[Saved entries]
↓↓↓
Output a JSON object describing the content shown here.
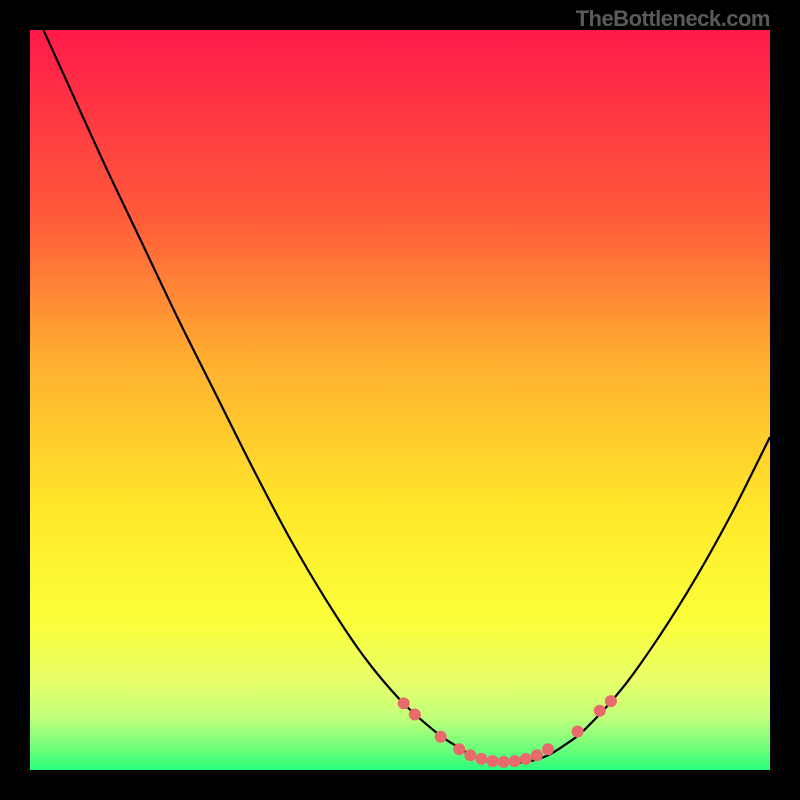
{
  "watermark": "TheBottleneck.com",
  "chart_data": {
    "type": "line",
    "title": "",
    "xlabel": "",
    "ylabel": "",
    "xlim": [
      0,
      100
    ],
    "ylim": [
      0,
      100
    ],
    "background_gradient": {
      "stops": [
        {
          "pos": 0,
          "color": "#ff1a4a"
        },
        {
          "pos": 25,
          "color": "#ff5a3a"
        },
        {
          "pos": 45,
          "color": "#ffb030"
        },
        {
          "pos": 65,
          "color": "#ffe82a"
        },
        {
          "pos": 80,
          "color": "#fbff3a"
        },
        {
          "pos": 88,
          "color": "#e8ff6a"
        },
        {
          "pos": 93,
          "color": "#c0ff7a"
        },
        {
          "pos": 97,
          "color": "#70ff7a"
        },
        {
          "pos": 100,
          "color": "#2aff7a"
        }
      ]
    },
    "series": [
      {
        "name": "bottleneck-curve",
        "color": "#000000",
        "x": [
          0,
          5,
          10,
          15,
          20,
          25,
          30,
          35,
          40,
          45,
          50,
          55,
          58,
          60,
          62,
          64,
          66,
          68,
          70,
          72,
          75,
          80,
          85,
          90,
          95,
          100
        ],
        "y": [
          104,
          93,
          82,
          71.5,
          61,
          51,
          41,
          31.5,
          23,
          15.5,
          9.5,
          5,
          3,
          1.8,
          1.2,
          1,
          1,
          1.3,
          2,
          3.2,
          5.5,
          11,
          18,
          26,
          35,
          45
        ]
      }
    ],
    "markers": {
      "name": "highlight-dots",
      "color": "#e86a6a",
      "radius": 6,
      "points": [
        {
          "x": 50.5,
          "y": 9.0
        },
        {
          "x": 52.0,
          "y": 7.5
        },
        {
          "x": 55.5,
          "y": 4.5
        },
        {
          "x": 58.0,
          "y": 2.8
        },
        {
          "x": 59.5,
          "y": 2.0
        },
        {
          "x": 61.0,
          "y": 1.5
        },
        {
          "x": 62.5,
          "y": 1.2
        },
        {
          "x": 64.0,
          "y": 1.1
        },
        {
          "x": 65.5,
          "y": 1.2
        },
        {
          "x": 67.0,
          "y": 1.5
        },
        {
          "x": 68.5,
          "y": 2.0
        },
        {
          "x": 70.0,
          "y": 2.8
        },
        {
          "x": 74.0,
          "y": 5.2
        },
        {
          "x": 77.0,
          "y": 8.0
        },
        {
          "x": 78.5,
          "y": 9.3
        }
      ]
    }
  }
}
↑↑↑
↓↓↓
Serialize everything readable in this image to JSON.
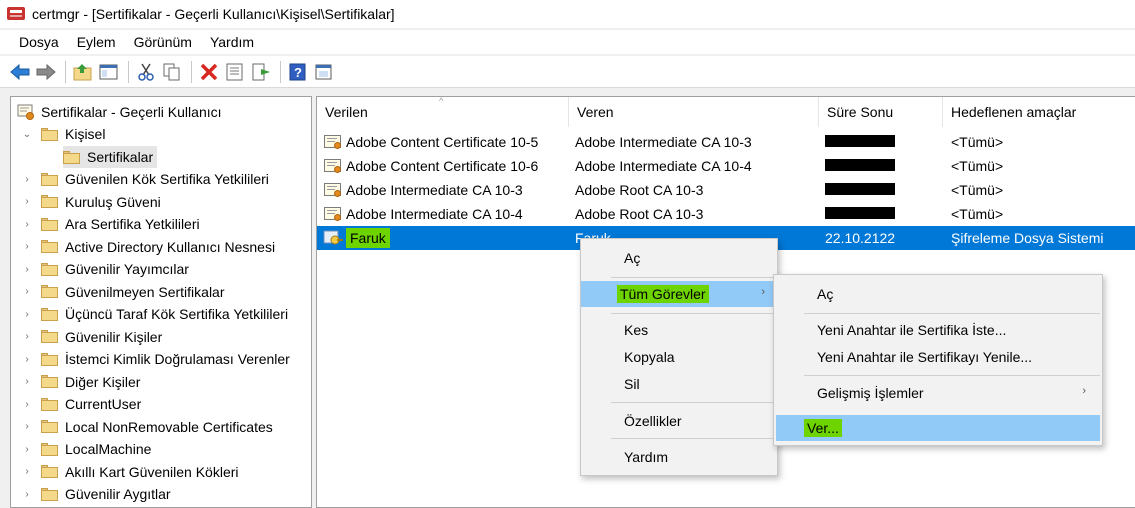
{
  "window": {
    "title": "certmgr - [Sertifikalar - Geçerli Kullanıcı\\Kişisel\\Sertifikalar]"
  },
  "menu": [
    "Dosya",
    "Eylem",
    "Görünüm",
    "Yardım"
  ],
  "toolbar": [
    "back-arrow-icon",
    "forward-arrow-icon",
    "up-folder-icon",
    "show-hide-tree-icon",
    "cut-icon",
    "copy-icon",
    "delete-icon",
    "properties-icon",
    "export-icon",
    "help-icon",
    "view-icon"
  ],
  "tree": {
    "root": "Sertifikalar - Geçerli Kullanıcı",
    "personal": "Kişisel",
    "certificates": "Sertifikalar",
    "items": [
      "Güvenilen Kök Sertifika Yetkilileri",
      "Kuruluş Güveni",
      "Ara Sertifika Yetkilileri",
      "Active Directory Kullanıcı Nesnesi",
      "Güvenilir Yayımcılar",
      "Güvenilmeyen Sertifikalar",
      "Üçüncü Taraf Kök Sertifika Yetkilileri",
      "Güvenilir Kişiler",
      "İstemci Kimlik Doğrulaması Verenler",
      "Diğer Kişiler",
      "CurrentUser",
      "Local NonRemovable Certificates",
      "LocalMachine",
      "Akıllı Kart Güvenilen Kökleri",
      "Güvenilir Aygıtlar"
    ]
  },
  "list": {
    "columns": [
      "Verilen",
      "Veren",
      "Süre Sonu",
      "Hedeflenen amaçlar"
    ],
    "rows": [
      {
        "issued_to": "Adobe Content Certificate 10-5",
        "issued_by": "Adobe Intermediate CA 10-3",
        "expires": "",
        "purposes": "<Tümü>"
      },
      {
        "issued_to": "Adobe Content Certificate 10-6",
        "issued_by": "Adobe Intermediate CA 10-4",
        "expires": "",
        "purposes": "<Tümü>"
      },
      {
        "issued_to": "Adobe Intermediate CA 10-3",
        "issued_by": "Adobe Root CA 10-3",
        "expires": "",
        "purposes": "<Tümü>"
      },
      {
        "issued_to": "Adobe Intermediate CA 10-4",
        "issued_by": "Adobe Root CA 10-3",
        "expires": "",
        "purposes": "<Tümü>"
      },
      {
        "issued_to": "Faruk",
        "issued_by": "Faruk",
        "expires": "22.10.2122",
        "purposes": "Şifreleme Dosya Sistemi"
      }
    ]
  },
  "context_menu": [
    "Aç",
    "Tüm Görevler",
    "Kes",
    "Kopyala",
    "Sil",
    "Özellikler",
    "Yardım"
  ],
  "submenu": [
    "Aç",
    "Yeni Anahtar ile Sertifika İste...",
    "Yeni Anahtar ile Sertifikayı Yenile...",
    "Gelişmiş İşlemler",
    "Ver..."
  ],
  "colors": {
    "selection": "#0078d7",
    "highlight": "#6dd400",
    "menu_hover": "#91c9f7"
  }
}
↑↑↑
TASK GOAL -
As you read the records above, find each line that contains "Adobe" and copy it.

COMPLETED EXERCISE -
        "issued_to": "Adobe Content Certificate 10-5",
        "issued_by": "Adobe Intermediate CA 10-3",
        "issued_to": "Adobe Content Certificate 10-6",
        "issued_by": "Adobe Intermediate CA 10-4",
        "issued_to": "Adobe Intermediate CA 10-3",
        "issued_by": "Adobe Root CA 10-3",
        "issued_to": "Adobe Intermediate CA 10-4",
        "issued_by": "Adobe Root CA 10-3",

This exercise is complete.